Buffalo New York is the second largest city in the state of New York. Buffalo is located on the eastern end of Lake Erie at the beginning of the Niagara River.
History: Founded around 1789 as a small trading community near Buffalo Creek. Buffalo grew quickly after the opening of the Erie Canal in 1825, with the city as its western end. Buffalo was incorporated as a city in 1832, with a population of about 10,000 people. By 1900, Buffalo was the 8th largest city in the country, and went on to become a major railroad hub, the largest grain-milling center in the country, and the home of the largest steel-making operation in the world. The latter part of the 20th Century saw a reversal of fortunes: by the year 1990 the city had fallen back below its 1900 population levels.

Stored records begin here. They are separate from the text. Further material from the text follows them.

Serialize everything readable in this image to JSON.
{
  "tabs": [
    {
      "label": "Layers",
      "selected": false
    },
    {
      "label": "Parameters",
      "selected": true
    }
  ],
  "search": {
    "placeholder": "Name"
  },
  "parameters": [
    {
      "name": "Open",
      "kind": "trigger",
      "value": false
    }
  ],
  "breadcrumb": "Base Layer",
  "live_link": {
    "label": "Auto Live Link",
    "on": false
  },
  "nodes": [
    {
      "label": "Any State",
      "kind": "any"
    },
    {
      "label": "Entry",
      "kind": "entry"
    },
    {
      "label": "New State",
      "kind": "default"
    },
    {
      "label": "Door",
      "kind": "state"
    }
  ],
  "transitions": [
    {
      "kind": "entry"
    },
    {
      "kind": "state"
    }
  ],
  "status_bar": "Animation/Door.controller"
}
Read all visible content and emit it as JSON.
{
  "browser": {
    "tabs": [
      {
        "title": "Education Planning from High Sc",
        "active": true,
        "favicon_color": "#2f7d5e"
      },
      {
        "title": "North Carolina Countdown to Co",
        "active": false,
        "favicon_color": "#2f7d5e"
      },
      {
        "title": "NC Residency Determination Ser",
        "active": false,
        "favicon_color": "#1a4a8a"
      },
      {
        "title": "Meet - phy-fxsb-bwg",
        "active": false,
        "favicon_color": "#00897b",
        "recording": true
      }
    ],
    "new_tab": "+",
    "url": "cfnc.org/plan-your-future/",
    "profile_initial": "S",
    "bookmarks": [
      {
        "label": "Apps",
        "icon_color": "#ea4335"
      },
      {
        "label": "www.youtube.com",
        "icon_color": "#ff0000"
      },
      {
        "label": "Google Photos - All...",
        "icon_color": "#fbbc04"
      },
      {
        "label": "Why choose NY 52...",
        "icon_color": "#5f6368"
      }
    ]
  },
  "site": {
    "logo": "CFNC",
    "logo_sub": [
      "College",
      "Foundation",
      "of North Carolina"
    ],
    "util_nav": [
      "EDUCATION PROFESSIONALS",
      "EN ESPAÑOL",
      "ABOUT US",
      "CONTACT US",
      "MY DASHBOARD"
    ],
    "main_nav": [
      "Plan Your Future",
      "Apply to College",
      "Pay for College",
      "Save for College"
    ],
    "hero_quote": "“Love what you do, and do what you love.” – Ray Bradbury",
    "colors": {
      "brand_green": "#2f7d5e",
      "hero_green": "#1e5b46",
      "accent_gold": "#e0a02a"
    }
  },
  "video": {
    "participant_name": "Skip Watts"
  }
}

Major Businesses: M&T Bank, Rich Products, Labatt, New Era Cap Company, Merchants Insurance Group, Kaleida Health, Employer Services Corp., Tops Markets LLC, Seneca Gaming Corp., Wegmans Food Markets Inc., Roswell Park Cancer Institute
Festivals and Culture: Allentown Art Festival, Elmwood Festival of the Arts, Shea's Performing Arts Center, Buffalo Philharmonic Orchestra, Kleinhans Music Hall, Buffalo Japanese Garden, Shakespeare in Delaware Park, Albright-Knox Art Gallery, Buffalo Bills, Buffalo Sabres, Buffalo Zoo, Taste of Buffalo and the National Buffalo Wing Festival and by the way last call is at 4 a.m.
Colleges and Universities: Bryant & Stratton College, Canisius College, D'Youville College, Medaille College, Trocaire College, University at Buffalo, one of the four University Centers in the SUNY system. Buffalo State College, Erie Community College Empire State College Did you know Abraham Lincoln visited Buffalo on February 16, 1861, on his way to accept the presidency of the United States?